Justine Damond is not simply a white woman killed by police. She’s a white woman killed by a black, Somali man. As the first Somali officer in his precinct, many—including Mayor Hodges—hoped Noor’s presence would foster trust between the city’s sizable Somali population and police.
In the wake of Damond’s death, the Blue Lives Matter crowd that typically asks the public to stand behind law enforcement hasn’t rallied around Officer Noor but has instead decried the fact that he was a “diversity hire” and therefore incompetent. It’s no secret that Somalis—most of whom fit the categories of black, Muslim, and refugee—are not faring well in this racially charged political moment. President Trump singled out Somali nationals for his travel ban and campaigned by ginning up fear of Somalis as terrorists. It’s not surprising that Noor isn’t receiving the same treatment that white officers might. The blue wall of silence doesn’t extend to every cop.

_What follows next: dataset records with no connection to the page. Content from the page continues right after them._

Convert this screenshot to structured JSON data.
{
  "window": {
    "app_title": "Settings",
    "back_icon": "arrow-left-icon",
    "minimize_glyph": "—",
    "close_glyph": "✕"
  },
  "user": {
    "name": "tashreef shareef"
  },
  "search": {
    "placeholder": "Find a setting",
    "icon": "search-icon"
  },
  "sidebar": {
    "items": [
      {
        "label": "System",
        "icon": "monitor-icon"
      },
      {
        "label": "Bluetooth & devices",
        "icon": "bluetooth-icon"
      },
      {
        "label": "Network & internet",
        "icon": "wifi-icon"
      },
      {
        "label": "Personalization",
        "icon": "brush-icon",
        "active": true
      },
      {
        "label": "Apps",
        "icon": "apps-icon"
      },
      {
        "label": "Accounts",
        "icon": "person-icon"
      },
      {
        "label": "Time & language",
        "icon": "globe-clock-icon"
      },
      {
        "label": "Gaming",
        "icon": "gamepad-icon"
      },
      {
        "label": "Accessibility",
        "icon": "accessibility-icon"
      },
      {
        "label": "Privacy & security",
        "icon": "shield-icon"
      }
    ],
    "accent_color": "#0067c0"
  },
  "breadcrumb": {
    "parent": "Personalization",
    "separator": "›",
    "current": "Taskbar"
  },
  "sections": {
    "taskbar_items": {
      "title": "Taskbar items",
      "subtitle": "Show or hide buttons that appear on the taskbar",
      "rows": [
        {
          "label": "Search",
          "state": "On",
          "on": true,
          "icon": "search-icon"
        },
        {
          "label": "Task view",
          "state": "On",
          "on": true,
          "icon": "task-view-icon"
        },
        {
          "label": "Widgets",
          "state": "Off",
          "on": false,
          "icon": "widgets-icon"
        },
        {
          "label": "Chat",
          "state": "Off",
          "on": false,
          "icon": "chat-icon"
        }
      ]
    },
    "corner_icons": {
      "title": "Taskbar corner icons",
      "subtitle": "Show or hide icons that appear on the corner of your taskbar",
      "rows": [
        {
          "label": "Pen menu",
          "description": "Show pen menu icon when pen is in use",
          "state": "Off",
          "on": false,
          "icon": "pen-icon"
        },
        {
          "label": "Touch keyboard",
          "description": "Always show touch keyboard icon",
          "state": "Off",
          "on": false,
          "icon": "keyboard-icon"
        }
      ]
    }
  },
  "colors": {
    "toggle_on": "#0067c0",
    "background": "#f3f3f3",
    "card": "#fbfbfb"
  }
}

Consider how NYPD Officer Peter Liang was treated after killing Akai Gurley. Officer Liang was described as a “rookie” and it was often implied that he was incompetent. It’s become clear that he was, but are incompetent white officers treated similarly? Bratton himself described Gurley as “a total innocent,” essentially condemning his officer as an amoral killer. Liang was charged and convicted of manslaughter, although ultimately he got probation.
By comparison, Officer Daniel Pantaleo, who put Eric Garner in a fatal chokehold, received a raise while on modified duty. Bratton said he didn’t believe race had anything to do with the killing and that Garner died because he resisted arrest.
Somali American Minnesota state representative Ilhan Omar has pointed out that while Noor is black and Somali, it is more important to consider that a violent police culture is systemic regardless of race or ethnicity. “The current officer training program indoctrinates individuals of all races into a system that teaches them to act first, think later, and justify with fear,” she said in a statement.
Hiring a black Somali man was never a solution to police violence or distrust of the cops. To change the police, you have to change the institution.
In the Trump era, white women are waking up to the political reality of oppression. All this time, Black Lives Matter and other movements have been pointing out that the systems governing this country are fundamentally flawed. Damond’s tragic killing shows us that contrary to the myth of racism, it’s not so much about people holding hate in their hearts as it is about a tradition of violence that is bigger and older than any of us.
This piece has been updated to reflect the fact that Mohamed Noor is the first Somali officer in his precinct, not in the Minnesota police force.